As everyone is coughing and the alarms are blaring, it is time to fling open the doors and windows and welcome in the brisk, cold air of New Year's morning. We do a brief welcome and prayer in Gaelic at each door and window we fling open, welcoming the household's guardian spirits and the qualities we hope for in the coming year. It is customary at this time for the hearthkeeper of the household to offer everyone a nip of whisky. As a sober household, we use strong, alder-roasted or hazelnut coffee and espresso chocolate.

Then everyone sits down to a big breakfast, which symbolizes the abundance we hope for in the coming year.

Good Hogmanay to our Gaol Naofa family and extended community!
Fàs is gnàths is toradh!

 

Tuesday, September 30, 2014

Samhain

And we have... another video. This time on Samhain, with songs, poems, prayers and activities:



Annie did a good writeup about the videos, so I'll just send you her way. We also have some updates on the Gaol Naofa page.

 Blessed Samhain to you all!

Saturday, July 26, 2014

And... MORE videos

Annie and I have been busy. Thanks also to our Gaol Naofa community, who have shared their photos and music, posed for photos, made coffee, driven us to wifi spots while we stared at our laptops, given vital feedback and spotted typos. We're having fun doing these, and have more to come.

This batch includes Lúnasa /Taillte, The Prophecy of the Morrígan, and La Fheill Micheil. For more about the videos, see our blurb on the website, discussion in our various online communities, and our channel itself (notably the Festivals playlist).

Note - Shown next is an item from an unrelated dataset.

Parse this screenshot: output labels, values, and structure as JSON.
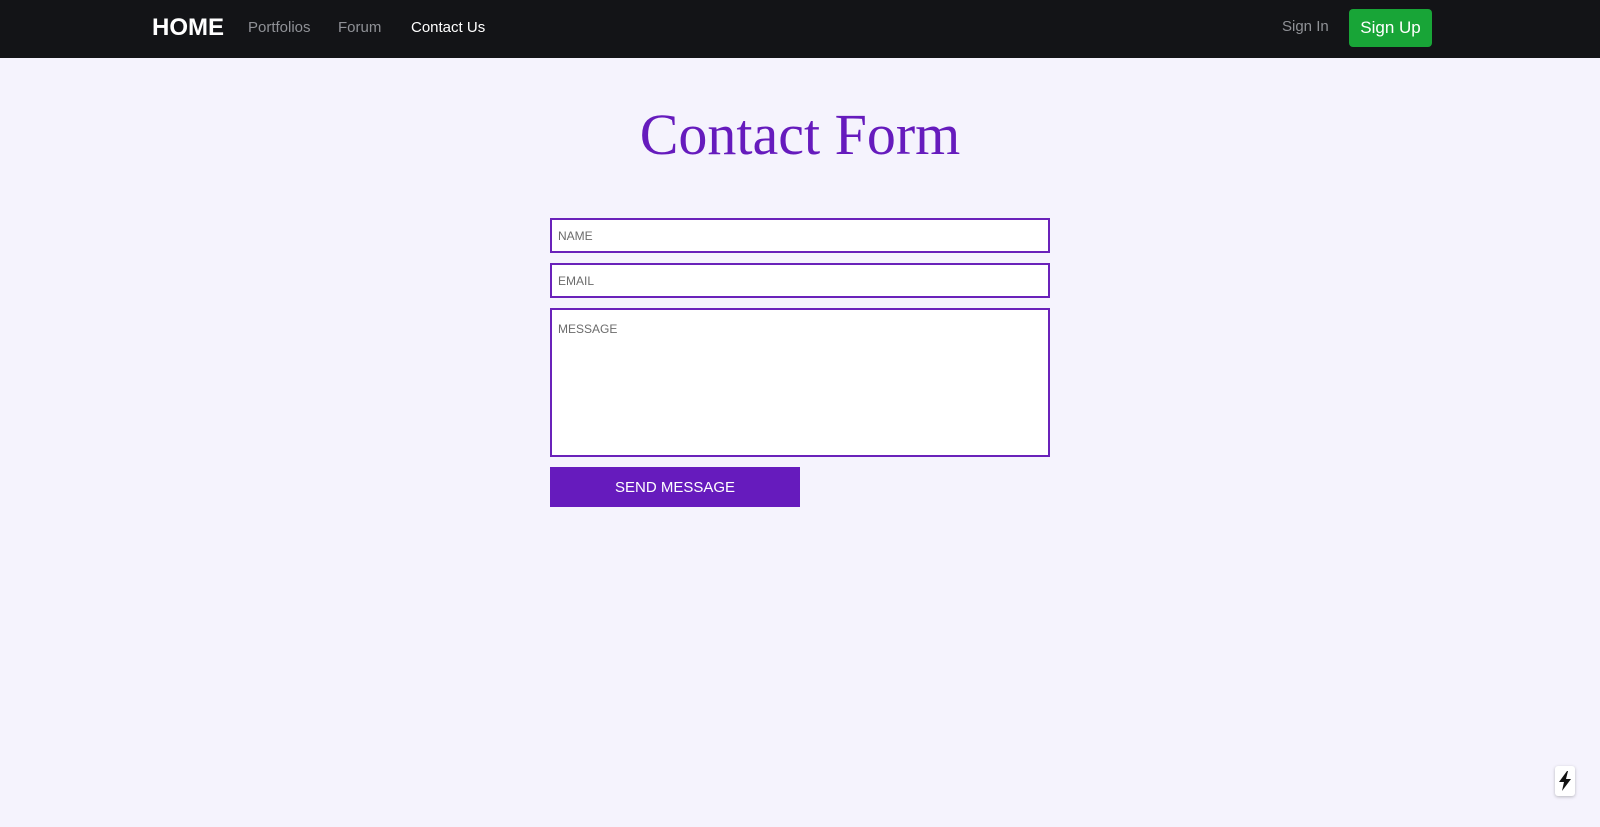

Slàn!

Lúnasa  / Taillte




The Prophecy of the Morrígan




Là Fhèill Mìcheil (with customs for Autumn, Lugh, Manannán and Macha)



ETA: Annie goes into more background on the conditions of peace at Lúnasa, and the importance of this tradition in her post.